Steve provides Executors, Administrators and Trustees with clear and concise guidance as to how they can handle administrative matters quickly and easily. Usually, Steve can minimize the fees that are often generated by attorneys in these matters by relying on the Representative to handle issues that do not require an attorney, by assigning an assistant to such tasks, or by simplifying certain procedures. The fees of a Representative's attorney are usually paid from the assets of the Trust or Estate.
Administration During Life Pursuant to Powers of Attorney or Trusts
If your loved one signed Powers of Attorney or a Trust before becoming disabled, then the persons named under those documents can usually attend to that person's needs without any Court proceedings. However, it is not uncommon for family members or social service agencies to question the decisions of an Agent or a Trustee, and then file a Petition which asks a Court to compel the Agent or Trustee to explain everything they've ever done.
Usually, Agents and Trustees have the power to hire people to help (including attorneys), but often refrain from doing so because they believe that they are treating their loved one fairly, because they believe that the whole family trusts them, or because they do not understand how they can be ultimately held accountable. However, since most Agents and Trustees have no prior experience as to the various requirements of Illinois law, their perception of fairness sometimes differs from what a Court believes is appropriate. Also, while the whole family might presently trust an Agent or Trustee, one or more of them may pass away and leave a spouse or a child who may be much more skeptical.

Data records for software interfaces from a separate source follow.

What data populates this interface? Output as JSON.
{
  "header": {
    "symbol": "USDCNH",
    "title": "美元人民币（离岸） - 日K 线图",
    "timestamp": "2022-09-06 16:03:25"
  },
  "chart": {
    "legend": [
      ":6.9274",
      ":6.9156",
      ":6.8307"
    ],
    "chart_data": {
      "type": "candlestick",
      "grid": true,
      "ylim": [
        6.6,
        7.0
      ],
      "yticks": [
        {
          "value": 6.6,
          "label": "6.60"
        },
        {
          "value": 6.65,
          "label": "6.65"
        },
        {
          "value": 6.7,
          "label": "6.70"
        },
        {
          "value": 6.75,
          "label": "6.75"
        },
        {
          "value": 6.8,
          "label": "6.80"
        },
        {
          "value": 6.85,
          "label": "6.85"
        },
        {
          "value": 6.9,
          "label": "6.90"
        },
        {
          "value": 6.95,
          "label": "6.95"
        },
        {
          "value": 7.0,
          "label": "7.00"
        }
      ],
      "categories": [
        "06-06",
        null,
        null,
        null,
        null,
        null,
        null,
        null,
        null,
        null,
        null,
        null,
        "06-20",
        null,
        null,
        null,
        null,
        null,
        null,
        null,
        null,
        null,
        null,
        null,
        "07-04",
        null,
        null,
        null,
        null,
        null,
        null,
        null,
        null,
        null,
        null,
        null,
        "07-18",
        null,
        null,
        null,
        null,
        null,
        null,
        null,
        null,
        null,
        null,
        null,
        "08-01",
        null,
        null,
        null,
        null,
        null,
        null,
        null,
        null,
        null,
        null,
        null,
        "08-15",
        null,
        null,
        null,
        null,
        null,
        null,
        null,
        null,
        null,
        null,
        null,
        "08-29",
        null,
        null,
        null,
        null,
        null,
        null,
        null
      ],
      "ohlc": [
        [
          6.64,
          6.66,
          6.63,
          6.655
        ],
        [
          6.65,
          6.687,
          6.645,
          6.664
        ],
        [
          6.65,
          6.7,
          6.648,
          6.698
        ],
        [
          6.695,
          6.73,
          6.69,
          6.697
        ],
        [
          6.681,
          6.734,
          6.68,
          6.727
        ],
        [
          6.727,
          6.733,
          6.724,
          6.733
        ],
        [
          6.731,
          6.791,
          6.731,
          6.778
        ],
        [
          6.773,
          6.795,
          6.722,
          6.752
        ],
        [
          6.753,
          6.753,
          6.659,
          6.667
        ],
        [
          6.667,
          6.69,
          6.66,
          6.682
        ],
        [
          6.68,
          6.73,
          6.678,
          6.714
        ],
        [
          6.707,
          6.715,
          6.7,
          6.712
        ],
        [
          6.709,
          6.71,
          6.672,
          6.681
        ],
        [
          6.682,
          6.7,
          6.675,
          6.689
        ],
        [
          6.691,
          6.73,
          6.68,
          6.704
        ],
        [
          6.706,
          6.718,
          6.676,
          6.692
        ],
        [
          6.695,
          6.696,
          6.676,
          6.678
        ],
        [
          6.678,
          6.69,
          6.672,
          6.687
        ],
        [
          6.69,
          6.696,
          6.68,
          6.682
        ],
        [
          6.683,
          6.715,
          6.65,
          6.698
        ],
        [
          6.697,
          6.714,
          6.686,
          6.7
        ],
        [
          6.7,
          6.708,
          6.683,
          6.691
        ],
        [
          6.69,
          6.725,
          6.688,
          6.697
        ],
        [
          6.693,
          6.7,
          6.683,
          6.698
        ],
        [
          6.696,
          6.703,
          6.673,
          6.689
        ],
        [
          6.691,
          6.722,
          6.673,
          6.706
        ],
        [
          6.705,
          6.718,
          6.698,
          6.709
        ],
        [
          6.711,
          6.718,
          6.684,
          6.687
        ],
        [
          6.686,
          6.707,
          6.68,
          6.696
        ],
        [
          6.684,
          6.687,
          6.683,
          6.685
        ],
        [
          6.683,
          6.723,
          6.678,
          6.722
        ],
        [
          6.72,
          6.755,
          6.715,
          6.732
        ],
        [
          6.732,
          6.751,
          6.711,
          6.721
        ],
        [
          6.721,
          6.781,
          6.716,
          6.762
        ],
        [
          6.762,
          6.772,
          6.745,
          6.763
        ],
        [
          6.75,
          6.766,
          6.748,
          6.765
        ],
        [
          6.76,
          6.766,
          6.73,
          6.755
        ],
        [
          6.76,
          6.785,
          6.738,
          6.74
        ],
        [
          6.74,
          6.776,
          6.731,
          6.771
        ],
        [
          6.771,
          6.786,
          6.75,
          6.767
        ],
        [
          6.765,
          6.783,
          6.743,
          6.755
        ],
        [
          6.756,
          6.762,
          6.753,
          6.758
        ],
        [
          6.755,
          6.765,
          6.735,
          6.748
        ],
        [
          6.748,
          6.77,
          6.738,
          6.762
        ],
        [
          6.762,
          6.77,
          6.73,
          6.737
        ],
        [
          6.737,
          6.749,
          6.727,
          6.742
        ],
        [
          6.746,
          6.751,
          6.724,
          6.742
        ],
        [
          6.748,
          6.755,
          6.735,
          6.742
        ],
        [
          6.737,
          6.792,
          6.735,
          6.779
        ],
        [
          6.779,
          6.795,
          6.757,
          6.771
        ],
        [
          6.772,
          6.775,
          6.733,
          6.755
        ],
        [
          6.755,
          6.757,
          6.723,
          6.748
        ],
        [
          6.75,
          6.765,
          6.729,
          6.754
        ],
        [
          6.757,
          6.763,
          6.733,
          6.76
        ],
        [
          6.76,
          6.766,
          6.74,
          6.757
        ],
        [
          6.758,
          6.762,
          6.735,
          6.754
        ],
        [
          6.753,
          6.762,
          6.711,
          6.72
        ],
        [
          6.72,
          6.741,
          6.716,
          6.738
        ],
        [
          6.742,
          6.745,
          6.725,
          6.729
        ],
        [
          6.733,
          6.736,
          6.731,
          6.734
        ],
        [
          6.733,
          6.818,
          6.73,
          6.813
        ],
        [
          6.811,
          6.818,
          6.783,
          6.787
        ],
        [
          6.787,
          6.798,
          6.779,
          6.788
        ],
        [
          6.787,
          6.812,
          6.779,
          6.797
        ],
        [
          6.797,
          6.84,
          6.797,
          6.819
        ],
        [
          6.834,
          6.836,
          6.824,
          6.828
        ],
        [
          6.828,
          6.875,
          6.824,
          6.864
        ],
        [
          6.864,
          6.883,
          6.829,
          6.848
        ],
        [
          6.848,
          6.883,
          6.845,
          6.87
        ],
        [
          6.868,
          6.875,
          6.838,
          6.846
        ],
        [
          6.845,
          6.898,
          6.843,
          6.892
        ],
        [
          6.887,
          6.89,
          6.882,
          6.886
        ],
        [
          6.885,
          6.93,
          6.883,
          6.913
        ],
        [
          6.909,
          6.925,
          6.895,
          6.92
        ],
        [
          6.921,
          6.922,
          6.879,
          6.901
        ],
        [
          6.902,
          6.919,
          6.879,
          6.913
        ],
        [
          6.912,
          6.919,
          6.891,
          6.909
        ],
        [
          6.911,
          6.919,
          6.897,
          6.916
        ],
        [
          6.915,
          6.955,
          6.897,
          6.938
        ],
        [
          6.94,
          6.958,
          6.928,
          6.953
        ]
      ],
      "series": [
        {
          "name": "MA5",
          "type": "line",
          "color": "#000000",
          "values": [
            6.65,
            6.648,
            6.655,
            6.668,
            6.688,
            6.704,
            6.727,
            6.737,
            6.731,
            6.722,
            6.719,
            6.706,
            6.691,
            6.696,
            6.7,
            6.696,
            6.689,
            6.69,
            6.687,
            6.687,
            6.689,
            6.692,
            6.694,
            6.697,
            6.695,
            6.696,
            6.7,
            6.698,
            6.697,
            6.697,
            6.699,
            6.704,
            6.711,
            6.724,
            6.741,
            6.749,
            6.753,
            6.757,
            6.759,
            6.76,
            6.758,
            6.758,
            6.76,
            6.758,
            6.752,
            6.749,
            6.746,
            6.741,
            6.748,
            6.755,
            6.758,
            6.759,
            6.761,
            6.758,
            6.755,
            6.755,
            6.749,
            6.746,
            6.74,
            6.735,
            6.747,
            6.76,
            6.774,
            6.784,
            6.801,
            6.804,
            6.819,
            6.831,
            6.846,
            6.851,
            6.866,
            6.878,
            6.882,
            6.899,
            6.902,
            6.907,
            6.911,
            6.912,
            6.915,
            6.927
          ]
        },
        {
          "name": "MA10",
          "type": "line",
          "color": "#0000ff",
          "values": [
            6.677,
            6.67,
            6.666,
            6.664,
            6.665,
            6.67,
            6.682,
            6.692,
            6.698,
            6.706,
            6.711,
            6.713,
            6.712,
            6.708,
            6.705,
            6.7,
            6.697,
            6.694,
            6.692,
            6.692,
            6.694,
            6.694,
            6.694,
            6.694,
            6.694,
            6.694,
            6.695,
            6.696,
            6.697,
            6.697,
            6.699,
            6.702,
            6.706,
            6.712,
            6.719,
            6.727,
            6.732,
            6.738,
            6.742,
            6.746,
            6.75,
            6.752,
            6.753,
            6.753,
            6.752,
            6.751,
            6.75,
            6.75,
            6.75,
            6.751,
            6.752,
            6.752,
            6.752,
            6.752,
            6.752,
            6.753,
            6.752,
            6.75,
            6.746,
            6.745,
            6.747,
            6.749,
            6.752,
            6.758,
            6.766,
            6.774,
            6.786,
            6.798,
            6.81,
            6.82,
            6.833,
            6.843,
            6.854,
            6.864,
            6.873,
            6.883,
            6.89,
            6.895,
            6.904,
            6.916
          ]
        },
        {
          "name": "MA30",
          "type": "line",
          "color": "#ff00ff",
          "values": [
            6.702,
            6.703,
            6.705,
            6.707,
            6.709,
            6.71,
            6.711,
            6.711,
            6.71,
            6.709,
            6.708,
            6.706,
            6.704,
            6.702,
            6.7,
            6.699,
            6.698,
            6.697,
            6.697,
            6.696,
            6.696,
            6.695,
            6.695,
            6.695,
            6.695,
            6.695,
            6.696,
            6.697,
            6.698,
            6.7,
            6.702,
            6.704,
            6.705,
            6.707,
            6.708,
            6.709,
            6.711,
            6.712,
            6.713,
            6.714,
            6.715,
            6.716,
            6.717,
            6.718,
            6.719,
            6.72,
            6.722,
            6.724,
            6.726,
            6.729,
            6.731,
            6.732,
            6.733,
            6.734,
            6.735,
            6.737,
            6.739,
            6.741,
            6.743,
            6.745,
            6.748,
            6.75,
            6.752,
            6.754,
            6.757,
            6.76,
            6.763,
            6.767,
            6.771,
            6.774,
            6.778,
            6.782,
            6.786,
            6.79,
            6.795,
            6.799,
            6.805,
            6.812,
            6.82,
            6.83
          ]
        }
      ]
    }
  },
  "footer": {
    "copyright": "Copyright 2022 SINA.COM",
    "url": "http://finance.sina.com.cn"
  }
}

Steve frequently addresses disputes regarding the actions of Agents and Trustees within the context of contested Guardianship or Decedent matters. He also guides Agents and Trustees in a manner which minimizes the chance that they will be brought to Court, or left in an uncomfortable (and perhaps indefensible) position if they ever have to appear before a Court. In many circumstances, when Steve represents an Agent or a Trustee, Steve's fees are paid not by the Agent or Trustee, personally, but from the assets of the loved one who is being assisted.